Astronaut Noguchi Reflects on Career before Leaving JAXA
Newsfrom JapanScience Society
Tokyo, May 26 (Jiji Press)--Japanese astronaut Soichi Noguchi has reflected on his 26 years in the profession ahead of his retirement from the Japan Aerospace Exploration Agency, or JAXA, at the beginning of June.
"The 26 years since my selection as astronaut passed in a blink of an eye," Noguchi, 57, said at a press conference in Tokyo on Wednesday. "After completing my three successful space flights, I felt it was time to pass the torch on to junior and future astronauts."

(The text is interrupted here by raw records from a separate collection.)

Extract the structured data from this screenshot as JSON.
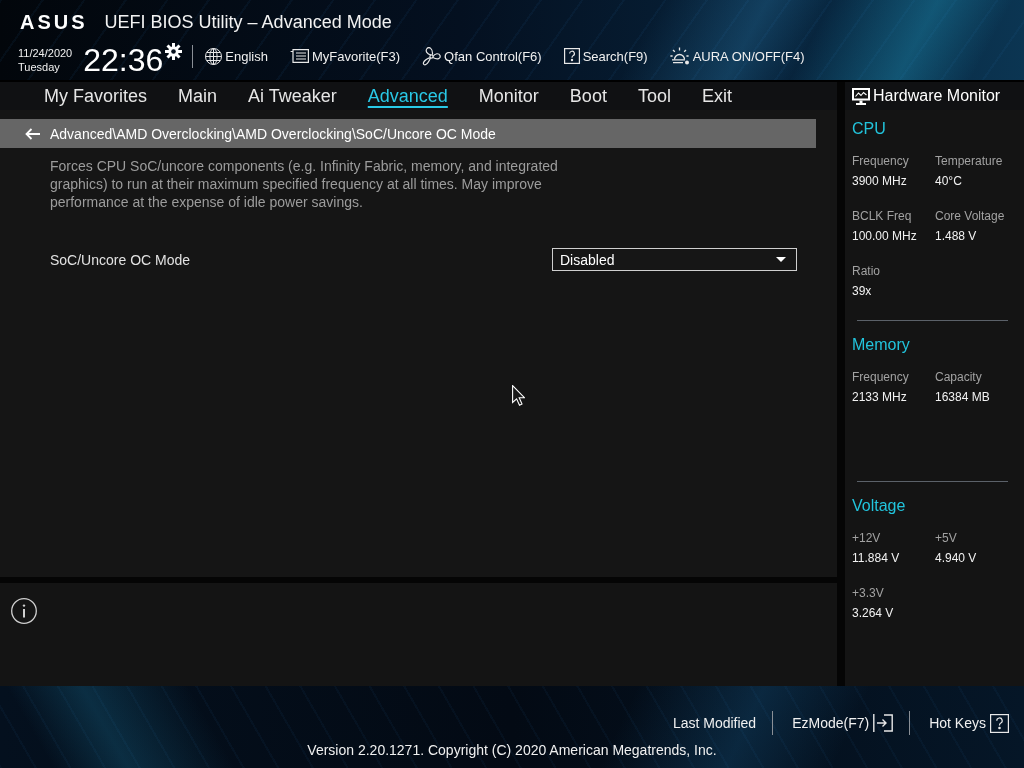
{
  "header": {
    "logo": "ASUS",
    "title": "UEFI BIOS Utility – Advanced Mode",
    "date": "11/24/2020",
    "day": "Tuesday",
    "time": "22:36",
    "tools": [
      {
        "kind": "language",
        "label": "English"
      },
      {
        "kind": "favorite",
        "label": "MyFavorite(F3)"
      },
      {
        "kind": "fan",
        "label": "Qfan Control(F6)"
      },
      {
        "kind": "search",
        "label": "Search(F9)"
      },
      {
        "kind": "aura",
        "label": "AURA ON/OFF(F4)"
      }
    ]
  },
  "tabs": [
    {
      "label": "My Favorites",
      "selected": false
    },
    {
      "label": "Main",
      "selected": false
    },
    {
      "label": "Ai Tweaker",
      "selected": false
    },
    {
      "label": "Advanced",
      "selected": true
    },
    {
      "label": "Monitor",
      "selected": false
    },
    {
      "label": "Boot",
      "selected": false
    },
    {
      "label": "Tool",
      "selected": false
    },
    {
      "label": "Exit",
      "selected": false
    }
  ],
  "breadcrumb": "Advanced\\AMD Overclocking\\AMD Overclocking\\SoC/Uncore OC Mode",
  "description": "Forces CPU SoC/uncore components (e.g. Infinity Fabric, memory, and integrated graphics) to run at their maximum specified frequency at all times. May improve performance at the expense of idle power savings.",
  "settings": [
    {
      "label": "SoC/Uncore OC Mode",
      "value": "Disabled"
    }
  ],
  "hardware_monitor": {
    "title": "Hardware Monitor",
    "sections": [
      {
        "title": "CPU",
        "readings": [
          {
            "label": "Frequency",
            "value": "3900 MHz"
          },
          {
            "label": "Temperature",
            "value": "40°C"
          },
          {
            "label": "BCLK Freq",
            "value": "100.00 MHz"
          },
          {
            "label": "Core Voltage",
            "value": "1.488 V"
          },
          {
            "label": "Ratio",
            "value": "39x"
          }
        ]
      },
      {
        "title": "Memory",
        "readings": [
          {
            "label": "Frequency",
            "value": "2133 MHz"
          },
          {
            "label": "Capacity",
            "value": "16384 MB"
          }
        ]
      },
      {
        "title": "Voltage",
        "readings": [
          {
            "label": "+12V",
            "value": "11.884 V"
          },
          {
            "label": "+5V",
            "value": "4.940 V"
          },
          {
            "label": "+3.3V",
            "value": "3.264 V"
          }
        ]
      }
    ]
  },
  "footer": {
    "actions": [
      {
        "kind": "last_modified",
        "label": "Last Modified"
      },
      {
        "kind": "ezmode",
        "label": "EzMode(F7)"
      },
      {
        "kind": "hotkeys",
        "label": "Hot Keys"
      }
    ],
    "version": "Version 2.20.1271. Copyright (C) 2020 American Megatrends, Inc."
  }
}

He said he hopes to be involved in giving advice for space-related projects and fostering talent mainly at research institutions after leaving JAXA.
Noguchi worked at Ishikawajima-Harima Heavy Industries Co., now IHI Corp. <7013>, before being selected as a JAXA astronaut candidate in 1996. He conducted a space flight aboard a U.S. Space Shuttle in 2005. He then went to space on a Soyuz spacecraft of Russia in 2009 and a Crew Dragon spacecraft from the U.S. private sector in 2020, staying on the International Space Station for a long period of time.
Noguchi said that he experienced burnout after his return from his third space flight in May 2021. "I thought it would be a good time for me to go out into the harsh world of the private sector and experience hardships again instead of staying in the comfortable environment (at JAXA), he said of the reason for his decision to leave the government-affiliated institution.
[Copyright The Jiji Press, Ltd.]